**WHAT THE EXERCISE ASKS**:
Find the lines holding the string "contoso" in the data, then copy all of them.

═════ DATA SUPPLIED

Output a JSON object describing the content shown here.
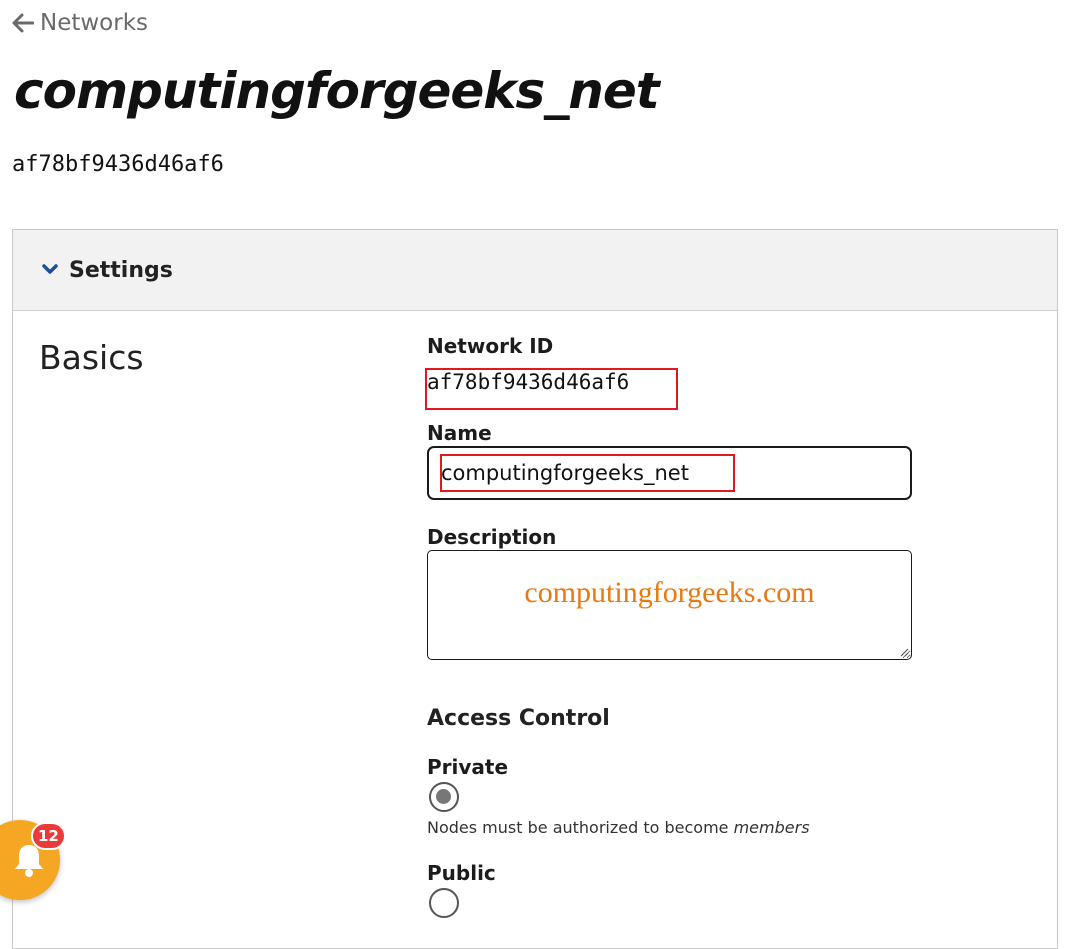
{
  "nav": {
    "back_label": "Networks"
  },
  "page": {
    "title": "computingforgeeks_net",
    "network_id_display": "af78bf9436d46af6"
  },
  "settings": {
    "header_label": "Settings",
    "section_heading": "Basics",
    "network_id_label": "Network ID",
    "network_id_value": "af78bf9436d46af6",
    "name_label": "Name",
    "name_value": "computingforgeeks_net",
    "description_label": "Description",
    "description_watermark": "computingforgeeks.com",
    "access_control_heading": "Access Control",
    "private_label": "Private",
    "private_checked": true,
    "private_help_prefix": "Nodes must be authorized to become ",
    "private_help_emphasis": "members",
    "public_label": "Public",
    "public_checked": false
  },
  "notifications": {
    "count": "12"
  },
  "colors": {
    "highlight_box": "#e0191f",
    "watermark": "#e8780f",
    "notification_button": "#f5a623",
    "notification_badge": "#ea3b3b",
    "chevron": "#1d4f91"
  },
  "icons": {
    "back": "arrow-left-icon",
    "collapse": "chevron-down-icon",
    "notifications": "bell-icon"
  }
}
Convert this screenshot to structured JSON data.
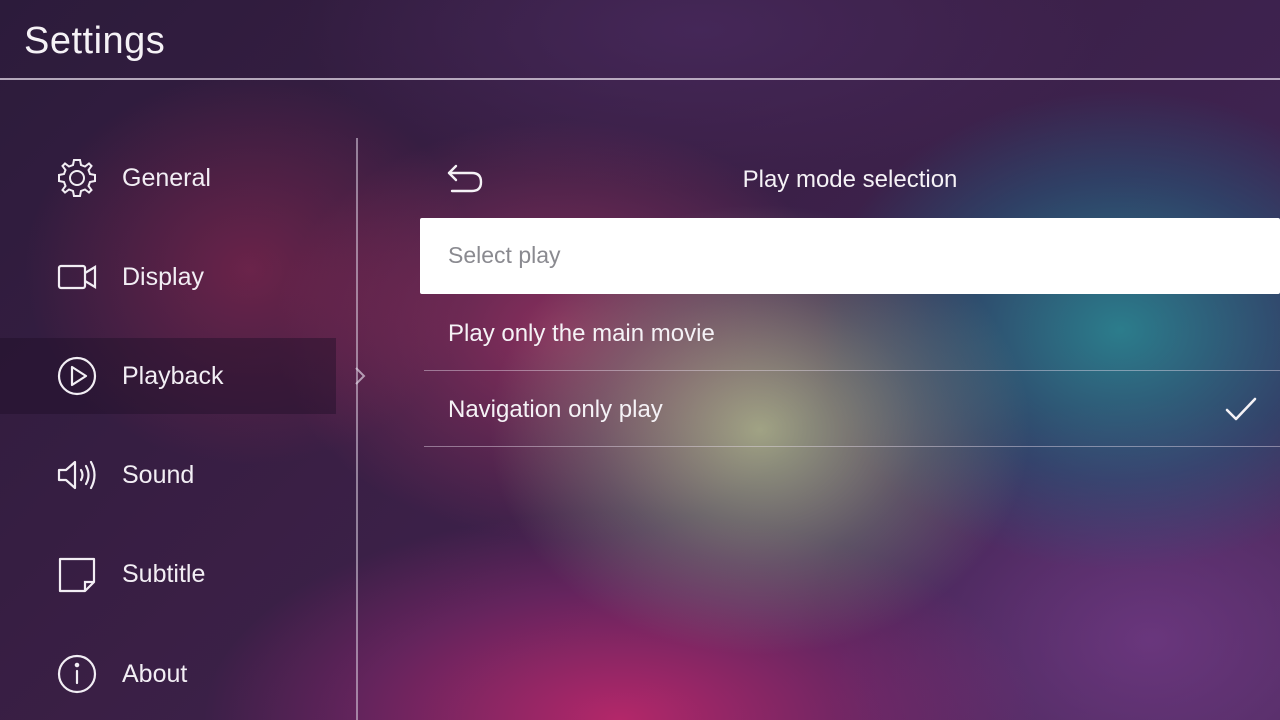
{
  "header": {
    "title": "Settings"
  },
  "sidebar": {
    "items": [
      {
        "label": "General",
        "icon": "gear-icon"
      },
      {
        "label": "Display",
        "icon": "display-icon"
      },
      {
        "label": "Playback",
        "icon": "play-icon",
        "selected": true
      },
      {
        "label": "Sound",
        "icon": "speaker-icon"
      },
      {
        "label": "Subtitle",
        "icon": "subtitle-icon"
      },
      {
        "label": "About",
        "icon": "info-icon"
      }
    ]
  },
  "panel": {
    "title": "Play mode selection",
    "back_icon": "back-arrow-icon",
    "select_placeholder": "Select play",
    "options": [
      {
        "label": "Play only the main movie",
        "checked": false
      },
      {
        "label": "Navigation only play",
        "checked": true
      }
    ]
  },
  "colors": {
    "text": "#f2eef4",
    "highlight_bar": "#ffffff",
    "placeholder_text": "#8a8a90"
  }
}
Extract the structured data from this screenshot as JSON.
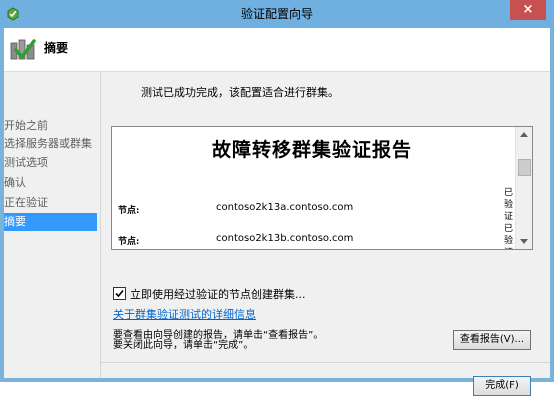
{
  "window": {
    "title": "验证配置向导",
    "close_label": "×"
  },
  "header": {
    "title": "摘要"
  },
  "nav": {
    "items": [
      {
        "label": "开始之前"
      },
      {
        "label": "选择服务器或群集"
      },
      {
        "label": "测试选项"
      },
      {
        "label": "确认"
      },
      {
        "label": "正在验证"
      },
      {
        "label": "摘要"
      }
    ],
    "active_index": 5
  },
  "main": {
    "message": "测试已成功完成，该配置适合进行群集。",
    "report": {
      "title": "故障转移群集验证报告",
      "nodes": [
        {
          "label": "节点:",
          "value": "contoso2k13a.contoso.com",
          "side": "已验证"
        },
        {
          "label": "节点:",
          "value": "contoso2k13b.contoso.com",
          "side": "已验证"
        }
      ]
    },
    "checkbox": {
      "label": "立即使用经过验证的节点创建群集...",
      "checked": true
    },
    "link": "关于群集验证测试的详细信息",
    "instructions": [
      "要查看由向导创建的报告，请单击“查看报告”。",
      "要关闭此向导，请单击“完成”。"
    ],
    "view_report_button": "查看报告(V)...",
    "finish_button": "完成(F)"
  },
  "colors": {
    "titlebar": "#6fb0e0",
    "close": "#c75050",
    "nav_active": "#3399ff",
    "link": "#0066cc"
  }
}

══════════

**THE ANSWER**:
          "value": "contoso2k13a.contoso.com",
          "value": "contoso2k13b.contoso.com",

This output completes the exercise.